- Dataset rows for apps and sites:
◇ ◇ ◇ ◇

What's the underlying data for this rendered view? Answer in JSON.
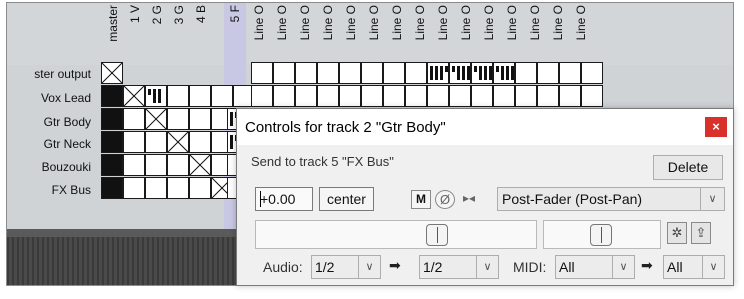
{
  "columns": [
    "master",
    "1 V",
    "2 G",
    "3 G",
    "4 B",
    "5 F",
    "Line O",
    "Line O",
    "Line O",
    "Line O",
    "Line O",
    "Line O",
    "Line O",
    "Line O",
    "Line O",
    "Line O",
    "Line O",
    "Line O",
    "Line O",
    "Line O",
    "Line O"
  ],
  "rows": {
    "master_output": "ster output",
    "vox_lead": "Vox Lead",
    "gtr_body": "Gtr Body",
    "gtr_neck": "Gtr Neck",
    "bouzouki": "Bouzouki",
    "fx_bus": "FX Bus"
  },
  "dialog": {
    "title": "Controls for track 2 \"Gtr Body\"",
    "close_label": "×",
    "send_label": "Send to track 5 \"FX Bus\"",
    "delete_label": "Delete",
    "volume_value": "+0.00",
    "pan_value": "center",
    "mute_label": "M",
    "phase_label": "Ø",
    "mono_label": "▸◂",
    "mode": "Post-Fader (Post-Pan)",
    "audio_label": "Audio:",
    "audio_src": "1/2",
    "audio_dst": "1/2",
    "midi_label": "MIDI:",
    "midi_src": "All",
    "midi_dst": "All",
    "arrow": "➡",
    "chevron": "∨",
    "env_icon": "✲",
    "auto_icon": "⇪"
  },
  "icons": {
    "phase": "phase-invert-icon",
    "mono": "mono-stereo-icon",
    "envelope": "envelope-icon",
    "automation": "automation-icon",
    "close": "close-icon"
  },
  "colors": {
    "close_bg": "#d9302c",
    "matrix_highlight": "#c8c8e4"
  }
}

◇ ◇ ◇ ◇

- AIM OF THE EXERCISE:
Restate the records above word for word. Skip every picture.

- EXERCISE RESPONSE:
What's the underlying data for this rendered view? Answer in JSON.
{
  "columns": [
    "master",
    "1 V",
    "2 G",
    "3 G",
    "4 B",
    "5 F",
    "Line O",
    "Line O",
    "Line O",
    "Line O",
    "Line O",
    "Line O",
    "Line O",
    "Line O",
    "Line O",
    "Line O",
    "Line O",
    "Line O",
    "Line O",
    "Line O",
    "Line O"
  ],
  "rows": {
    "master_output": "ster output",
    "vox_lead": "Vox Lead",
    "gtr_body": "Gtr Body",
    "gtr_neck": "Gtr Neck",
    "bouzouki": "Bouzouki",
    "fx_bus": "FX Bus"
  },
  "dialog": {
    "title": "Controls for track 2 \"Gtr Body\"",
    "close_label": "×",
    "send_label": "Send to track 5 \"FX Bus\"",
    "delete_label": "Delete",
    "volume_value": "+0.00",
    "pan_value": "center",
    "mute_label": "M",
    "phase_label": "Ø",
    "mono_label": "▸◂",
    "mode": "Post-Fader (Post-Pan)",
    "audio_label": "Audio:",
    "audio_src": "1/2",
    "audio_dst": "1/2",
    "midi_label": "MIDI:",
    "midi_src": "All",
    "midi_dst": "All",
    "arrow": "➡",
    "chevron": "∨",
    "env_icon": "✲",
    "auto_icon": "⇪"
  },
  "icons": {
    "phase": "phase-invert-icon",
    "mono": "mono-stereo-icon",
    "envelope": "envelope-icon",
    "automation": "automation-icon",
    "close": "close-icon"
  },
  "colors": {
    "close_bg": "#d9302c",
    "matrix_highlight": "#c8c8e4"
  }
}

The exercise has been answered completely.